Make your own newspaper
Every reporter has their own way of approaching a news story. But they all follow a simple rule: tell readers the important facts right at the beginning so that they can decide whether they want to read on for more details.
People who read newspapers expect instant news, so stories about current events need to be told in what's known as the inverted pyramid form, beginning with the most important information and ending with the least important. The four key elements of a news article are headline, lead, body and end.
Most readers flip through the newspaper to see if there's anything they want to read, so the headline, or title, of your story is your chance to catch their eye. The headline should also let the reader know at a glance what the story is about. Headlines should be short and snappy and written in the present tense using active verbs. So instead of 'Drowning dog is saved by teenage boy' (passive), write 'Teenage boy saves drowning dog' (active).

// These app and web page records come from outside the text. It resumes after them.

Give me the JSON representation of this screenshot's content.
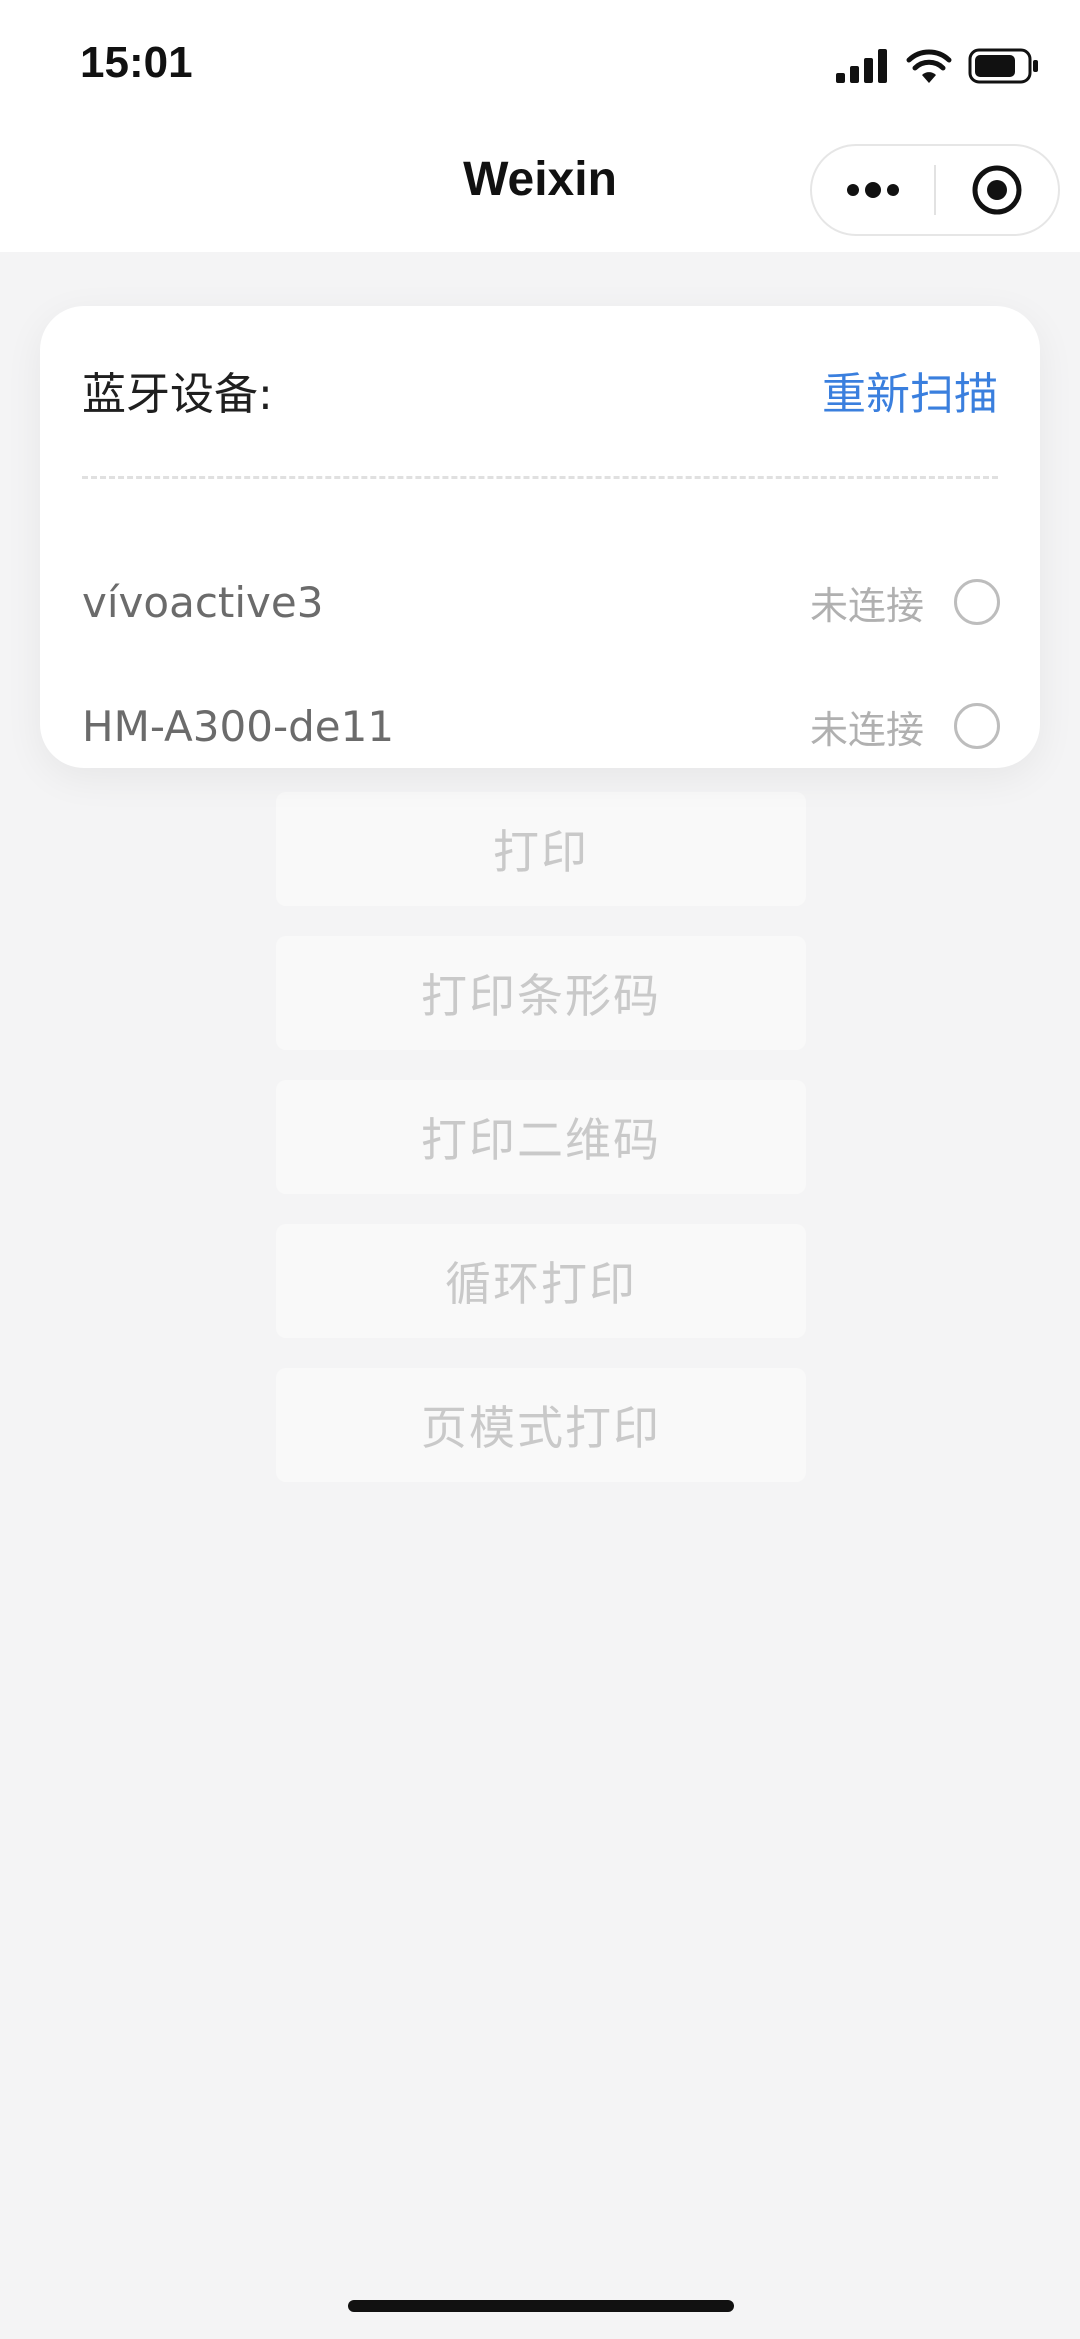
{
  "status_bar": {
    "time": "15:01"
  },
  "nav": {
    "title": "Weixin"
  },
  "bluetooth_card": {
    "title": "蓝牙设备:",
    "rescan_label": "重新扫描",
    "devices": [
      {
        "name": "vívoactive3",
        "status": "未连接"
      },
      {
        "name": "HM-A300-de11",
        "status": "未连接"
      }
    ]
  },
  "actions": {
    "print": "打印",
    "print_barcode": "打印条形码",
    "print_qrcode": "打印二维码",
    "loop_print": "循环打印",
    "page_mode_print": "页模式打印"
  },
  "colors": {
    "accent": "#3a7fde",
    "background": "#f4f4f5"
  }
}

The lead, or beginning, of any article should not only grab the reader's attention, but also draw him into the story. In a news story, the lead should have urgency and answer the questions Who, What, Where, When, Why and How (known as the 5Ws and the H) within the first two paragraphs. In contrast, a feature story answers these questions in the body of the article. Here's an example of a news lead that summarises the most important elements of the story:
Who: Students from St Paul's School
What: helped man booths
Where: outside City Hall
Why: to help tsunami victims
How: by collecting donations from passers-by.
Another way to lead into a news story is with a quote or a description. Here are some examples:
1. The crowd cheered when Billy Tang scored the winning goal for the Raiders at the inter-school football match today, qualifying them for the finals.
2. 'I'm so happy because I've always wanted to be a pop star,' said Kitty Lee today as she held up a signed recording contract with Backbeat Tunes.
Once you have a lead, writing the rest of the story should be straightforward. Simply elaborate on the information given in the lead, either chronologically or in order of importance. Try to use short, concise sentences and write in the third person. The body should pull together quotes, facts and examples in a way that is clearly and immediately understandable. Tell the story and leave out your opinion.
Unlike a feature article, a news story does not need a conclusion, so end it as soon as you have provided background information about the facts and details reported in the lead. Ask yourself if you have answered all the questions a reader might ask. If the answer is 'yes', summarise the story with a sentence or two that will make the reader think about what you have written.
Remember that as a news reporter your job is to find and report the news as quickly as possible. Stories are all around you.
Talk to your principal, teachers and coaches. Find out what students are talking about. Look at the school calendar and check out the notice boards.
Make a list of possible stories. Then write one of them.